## Data to process
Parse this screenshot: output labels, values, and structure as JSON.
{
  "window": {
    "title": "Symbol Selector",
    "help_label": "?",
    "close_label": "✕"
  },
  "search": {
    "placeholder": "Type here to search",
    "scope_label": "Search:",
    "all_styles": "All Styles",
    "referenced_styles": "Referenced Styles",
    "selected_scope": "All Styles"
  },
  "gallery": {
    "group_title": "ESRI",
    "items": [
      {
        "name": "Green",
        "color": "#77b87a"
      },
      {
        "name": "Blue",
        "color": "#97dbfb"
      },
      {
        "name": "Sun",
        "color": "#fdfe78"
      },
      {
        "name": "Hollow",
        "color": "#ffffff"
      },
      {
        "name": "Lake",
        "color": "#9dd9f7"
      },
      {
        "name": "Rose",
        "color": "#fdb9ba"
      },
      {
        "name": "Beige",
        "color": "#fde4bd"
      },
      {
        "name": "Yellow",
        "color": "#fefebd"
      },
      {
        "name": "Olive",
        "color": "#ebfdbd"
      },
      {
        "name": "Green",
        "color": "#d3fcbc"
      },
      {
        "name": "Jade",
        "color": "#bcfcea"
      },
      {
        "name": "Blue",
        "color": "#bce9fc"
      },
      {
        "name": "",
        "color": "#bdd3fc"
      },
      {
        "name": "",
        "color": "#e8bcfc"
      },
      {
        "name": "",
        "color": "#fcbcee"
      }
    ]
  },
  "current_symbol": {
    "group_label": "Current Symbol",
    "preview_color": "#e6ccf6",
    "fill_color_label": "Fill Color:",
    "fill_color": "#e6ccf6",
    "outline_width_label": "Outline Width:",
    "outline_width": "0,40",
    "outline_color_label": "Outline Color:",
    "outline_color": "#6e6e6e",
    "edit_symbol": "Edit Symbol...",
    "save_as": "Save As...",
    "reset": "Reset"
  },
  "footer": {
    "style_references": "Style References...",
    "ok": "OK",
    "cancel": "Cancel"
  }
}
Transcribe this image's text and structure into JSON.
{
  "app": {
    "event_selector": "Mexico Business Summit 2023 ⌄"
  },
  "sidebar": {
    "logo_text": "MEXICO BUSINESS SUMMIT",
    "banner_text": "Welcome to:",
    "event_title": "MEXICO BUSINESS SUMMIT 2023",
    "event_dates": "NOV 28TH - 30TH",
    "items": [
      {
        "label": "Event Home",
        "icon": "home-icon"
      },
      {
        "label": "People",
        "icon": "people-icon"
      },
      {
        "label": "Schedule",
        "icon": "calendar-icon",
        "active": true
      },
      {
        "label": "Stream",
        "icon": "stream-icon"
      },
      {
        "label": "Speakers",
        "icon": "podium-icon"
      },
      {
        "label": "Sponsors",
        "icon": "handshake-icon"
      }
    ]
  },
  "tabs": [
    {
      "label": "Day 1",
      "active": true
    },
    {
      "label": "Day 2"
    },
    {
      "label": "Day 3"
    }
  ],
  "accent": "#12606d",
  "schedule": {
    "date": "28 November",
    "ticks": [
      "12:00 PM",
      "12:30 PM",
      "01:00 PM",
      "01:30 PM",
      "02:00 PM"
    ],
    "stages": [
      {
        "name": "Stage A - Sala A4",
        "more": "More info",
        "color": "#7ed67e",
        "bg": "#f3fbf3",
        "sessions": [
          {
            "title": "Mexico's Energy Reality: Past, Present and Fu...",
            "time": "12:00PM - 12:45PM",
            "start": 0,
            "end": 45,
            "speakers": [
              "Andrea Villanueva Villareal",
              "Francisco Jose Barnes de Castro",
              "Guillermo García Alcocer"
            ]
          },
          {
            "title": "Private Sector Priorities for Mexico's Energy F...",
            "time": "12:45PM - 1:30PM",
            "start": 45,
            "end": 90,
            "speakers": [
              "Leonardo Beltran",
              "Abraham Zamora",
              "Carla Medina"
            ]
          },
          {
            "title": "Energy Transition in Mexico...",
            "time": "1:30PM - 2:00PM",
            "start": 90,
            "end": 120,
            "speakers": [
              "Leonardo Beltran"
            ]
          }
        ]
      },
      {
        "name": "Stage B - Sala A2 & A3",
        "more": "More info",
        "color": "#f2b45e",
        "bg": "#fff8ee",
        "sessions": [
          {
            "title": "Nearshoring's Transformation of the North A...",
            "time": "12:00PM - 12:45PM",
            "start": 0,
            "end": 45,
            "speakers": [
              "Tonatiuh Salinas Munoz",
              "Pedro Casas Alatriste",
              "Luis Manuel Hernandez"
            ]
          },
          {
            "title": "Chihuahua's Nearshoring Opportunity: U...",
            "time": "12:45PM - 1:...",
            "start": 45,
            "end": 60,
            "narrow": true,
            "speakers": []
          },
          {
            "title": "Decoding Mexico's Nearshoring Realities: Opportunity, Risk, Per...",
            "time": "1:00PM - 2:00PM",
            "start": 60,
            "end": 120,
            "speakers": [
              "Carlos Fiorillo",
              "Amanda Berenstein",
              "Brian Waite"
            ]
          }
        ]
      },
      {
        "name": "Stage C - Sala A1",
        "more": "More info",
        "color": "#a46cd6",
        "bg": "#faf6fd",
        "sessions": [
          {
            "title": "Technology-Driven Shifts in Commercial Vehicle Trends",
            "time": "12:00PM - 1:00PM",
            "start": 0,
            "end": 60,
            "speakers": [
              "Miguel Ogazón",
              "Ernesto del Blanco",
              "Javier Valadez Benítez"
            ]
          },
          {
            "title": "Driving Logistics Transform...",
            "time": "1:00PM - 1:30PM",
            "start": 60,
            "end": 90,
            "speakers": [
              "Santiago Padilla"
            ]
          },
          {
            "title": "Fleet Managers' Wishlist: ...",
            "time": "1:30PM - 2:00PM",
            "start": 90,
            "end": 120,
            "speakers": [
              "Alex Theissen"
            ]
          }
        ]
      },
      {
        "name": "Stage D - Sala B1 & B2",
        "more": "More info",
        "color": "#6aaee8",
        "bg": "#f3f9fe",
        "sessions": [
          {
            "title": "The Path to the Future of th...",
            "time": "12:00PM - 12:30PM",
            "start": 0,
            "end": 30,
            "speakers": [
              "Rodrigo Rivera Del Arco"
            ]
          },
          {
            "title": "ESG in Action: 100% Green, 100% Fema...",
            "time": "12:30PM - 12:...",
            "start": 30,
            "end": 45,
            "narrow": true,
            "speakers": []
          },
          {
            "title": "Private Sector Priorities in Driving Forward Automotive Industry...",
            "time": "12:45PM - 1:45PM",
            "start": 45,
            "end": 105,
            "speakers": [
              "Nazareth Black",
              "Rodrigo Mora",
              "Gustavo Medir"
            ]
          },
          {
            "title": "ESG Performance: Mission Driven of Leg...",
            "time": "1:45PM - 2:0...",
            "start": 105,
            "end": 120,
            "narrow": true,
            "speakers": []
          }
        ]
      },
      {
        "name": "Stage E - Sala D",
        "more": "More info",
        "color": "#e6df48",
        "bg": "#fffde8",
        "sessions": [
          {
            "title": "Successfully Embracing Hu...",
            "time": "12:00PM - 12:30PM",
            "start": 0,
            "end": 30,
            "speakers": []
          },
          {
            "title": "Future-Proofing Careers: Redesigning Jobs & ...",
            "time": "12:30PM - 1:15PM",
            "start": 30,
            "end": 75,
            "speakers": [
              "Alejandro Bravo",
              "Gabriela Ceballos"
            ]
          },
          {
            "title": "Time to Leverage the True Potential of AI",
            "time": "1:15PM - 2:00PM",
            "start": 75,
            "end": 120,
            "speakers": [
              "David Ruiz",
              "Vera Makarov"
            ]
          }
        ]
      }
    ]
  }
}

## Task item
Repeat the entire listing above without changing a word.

## Answer box
Parse this screenshot: output labels, values, and structure as JSON.
{
  "window": {
    "title": "Symbol Selector",
    "help_label": "?",
    "close_label": "✕"
  },
  "search": {
    "placeholder": "Type here to search",
    "scope_label": "Search:",
    "all_styles": "All Styles",
    "referenced_styles": "Referenced Styles",
    "selected_scope": "All Styles"
  },
  "gallery": {
    "group_title": "ESRI",
    "items": [
      {
        "name": "Green",
        "color": "#77b87a"
      },
      {
        "name": "Blue",
        "color": "#97dbfb"
      },
      {
        "name": "Sun",
        "color": "#fdfe78"
      },
      {
        "name": "Hollow",
        "color": "#ffffff"
      },
      {
        "name": "Lake",
        "color": "#9dd9f7"
      },
      {
        "name": "Rose",
        "color": "#fdb9ba"
      },
      {
        "name": "Beige",
        "color": "#fde4bd"
      },
      {
        "name": "Yellow",
        "color": "#fefebd"
      },
      {
        "name": "Olive",
        "color": "#ebfdbd"
      },
      {
        "name": "Green",
        "color": "#d3fcbc"
      },
      {
        "name": "Jade",
        "color": "#bcfcea"
      },
      {
        "name": "Blue",
        "color": "#bce9fc"
      },
      {
        "name": "",
        "color": "#bdd3fc"
      },
      {
        "name": "",
        "color": "#e8bcfc"
      },
      {
        "name": "",
        "color": "#fcbcee"
      }
    ]
  },
  "current_symbol": {
    "group_label": "Current Symbol",
    "preview_color": "#e6ccf6",
    "fill_color_label": "Fill Color:",
    "fill_color": "#e6ccf6",
    "outline_width_label": "Outline Width:",
    "outline_width": "0,40",
    "outline_color_label": "Outline Color:",
    "outline_color": "#6e6e6e",
    "edit_symbol": "Edit Symbol...",
    "save_as": "Save As...",
    "reset": "Reset"
  },
  "footer": {
    "style_references": "Style References...",
    "ok": "OK",
    "cancel": "Cancel"
  }
}
Transcribe this image's text and structure into JSON.
{
  "app": {
    "event_selector": "Mexico Business Summit 2023 ⌄"
  },
  "sidebar": {
    "logo_text": "MEXICO BUSINESS SUMMIT",
    "banner_text": "Welcome to:",
    "event_title": "MEXICO BUSINESS SUMMIT 2023",
    "event_dates": "NOV 28TH - 30TH",
    "items": [
      {
        "label": "Event Home",
        "icon": "home-icon"
      },
      {
        "label": "People",
        "icon": "people-icon"
      },
      {
        "label": "Schedule",
        "icon": "calendar-icon",
        "active": true
      },
      {
        "label": "Stream",
        "icon": "stream-icon"
      },
      {
        "label": "Speakers",
        "icon": "podium-icon"
      },
      {
        "label": "Sponsors",
        "icon": "handshake-icon"
      }
    ]
  },
  "tabs": [
    {
      "label": "Day 1",
      "active": true
    },
    {
      "label": "Day 2"
    },
    {
      "label": "Day 3"
    }
  ],
  "accent": "#12606d",
  "schedule": {
    "date": "28 November",
    "ticks": [
      "12:00 PM",
      "12:30 PM",
      "01:00 PM",
      "01:30 PM",
      "02:00 PM"
    ],
    "stages": [
      {
        "name": "Stage A - Sala A4",
        "more": "More info",
        "color": "#7ed67e",
        "bg": "#f3fbf3",
        "sessions": [
          {
            "title": "Mexico's Energy Reality: Past, Present and Fu...",
            "time": "12:00PM - 12:45PM",
            "start": 0,
            "end": 45,
            "speakers": [
              "Andrea Villanueva Villareal",
              "Francisco Jose Barnes de Castro",
              "Guillermo García Alcocer"
            ]
          },
          {
            "title": "Private Sector Priorities for Mexico's Energy F...",
            "time": "12:45PM - 1:30PM",
            "start": 45,
            "end": 90,
            "speakers": [
              "Leonardo Beltran",
              "Abraham Zamora",
              "Carla Medina"
            ]
          },
          {
            "title": "Energy Transition in Mexico...",
            "time": "1:30PM - 2:00PM",
            "start": 90,
            "end": 120,
            "speakers": [
              "Leonardo Beltran"
            ]
          }
        ]
      },
      {
        "name": "Stage B - Sala A2 & A3",
        "more": "More info",
        "color": "#f2b45e",
        "bg": "#fff8ee",
        "sessions": [
          {
            "title": "Nearshoring's Transformation of the North A...",
            "time": "12:00PM - 12:45PM",
            "start": 0,
            "end": 45,
            "speakers": [
              "Tonatiuh Salinas Munoz",
              "Pedro Casas Alatriste",
              "Luis Manuel Hernandez"
            ]
          },
          {
            "title": "Chihuahua's Nearshoring Opportunity: U...",
            "time": "12:45PM - 1:...",
            "start": 45,
            "end": 60,
            "narrow": true,
            "speakers": []
          },
          {
            "title": "Decoding Mexico's Nearshoring Realities: Opportunity, Risk, Per...",
            "time": "1:00PM - 2:00PM",
            "start": 60,
            "end": 120,
            "speakers": [
              "Carlos Fiorillo",
              "Amanda Berenstein",
              "Brian Waite"
            ]
          }
        ]
      },
      {
        "name": "Stage C - Sala A1",
        "more": "More info",
        "color": "#a46cd6",
        "bg": "#faf6fd",
        "sessions": [
          {
            "title": "Technology-Driven Shifts in Commercial Vehicle Trends",
            "time": "12:00PM - 1:00PM",
            "start": 0,
            "end": 60,
            "speakers": [
              "Miguel Ogazón",
              "Ernesto del Blanco",
              "Javier Valadez Benítez"
            ]
          },
          {
            "title": "Driving Logistics Transform...",
            "time": "1:00PM - 1:30PM",
            "start": 60,
            "end": 90,
            "speakers": [
              "Santiago Padilla"
            ]
          },
          {
            "title": "Fleet Managers' Wishlist: ...",
            "time": "1:30PM - 2:00PM",
            "start": 90,
            "end": 120,
            "speakers": [
              "Alex Theissen"
            ]
          }
        ]
      },
      {
        "name": "Stage D - Sala B1 & B2",
        "more": "More info",
        "color": "#6aaee8",
        "bg": "#f3f9fe",
        "sessions": [
          {
            "title": "The Path to the Future of th...",
            "time": "12:00PM - 12:30PM",
            "start": 0,
            "end": 30,
            "speakers": [
              "Rodrigo Rivera Del Arco"
            ]
          },
          {
            "title": "ESG in Action: 100% Green, 100% Fema...",
            "time": "12:30PM - 12:...",
            "start": 30,
            "end": 45,
            "narrow": true,
            "speakers": []
          },
          {
            "title": "Private Sector Priorities in Driving Forward Automotive Industry...",
            "time": "12:45PM - 1:45PM",
            "start": 45,
            "end": 105,
            "speakers": [
              "Nazareth Black",
              "Rodrigo Mora",
              "Gustavo Medir"
            ]
          },
          {
            "title": "ESG Performance: Mission Driven of Leg...",
            "time": "1:45PM - 2:0...",
            "start": 105,
            "end": 120,
            "narrow": true,
            "speakers": []
          }
        ]
      },
      {
        "name": "Stage E - Sala D",
        "more": "More info",
        "color": "#e6df48",
        "bg": "#fffde8",
        "sessions": [
          {
            "title": "Successfully Embracing Hu...",
            "time": "12:00PM - 12:30PM",
            "start": 0,
            "end": 30,
            "speakers": []
          },
          {
            "title": "Future-Proofing Careers: Redesigning Jobs & ...",
            "time": "12:30PM - 1:15PM",
            "start": 30,
            "end": 75,
            "speakers": [
              "Alejandro Bravo",
              "Gabriela Ceballos"
            ]
          },
          {
            "title": "Time to Leverage the True Potential of AI",
            "time": "1:15PM - 2:00PM",
            "start": 75,
            "end": 120,
            "speakers": [
              "David Ruiz",
              "Vera Makarov"
            ]
          }
        ]
      }
    ]
  }
}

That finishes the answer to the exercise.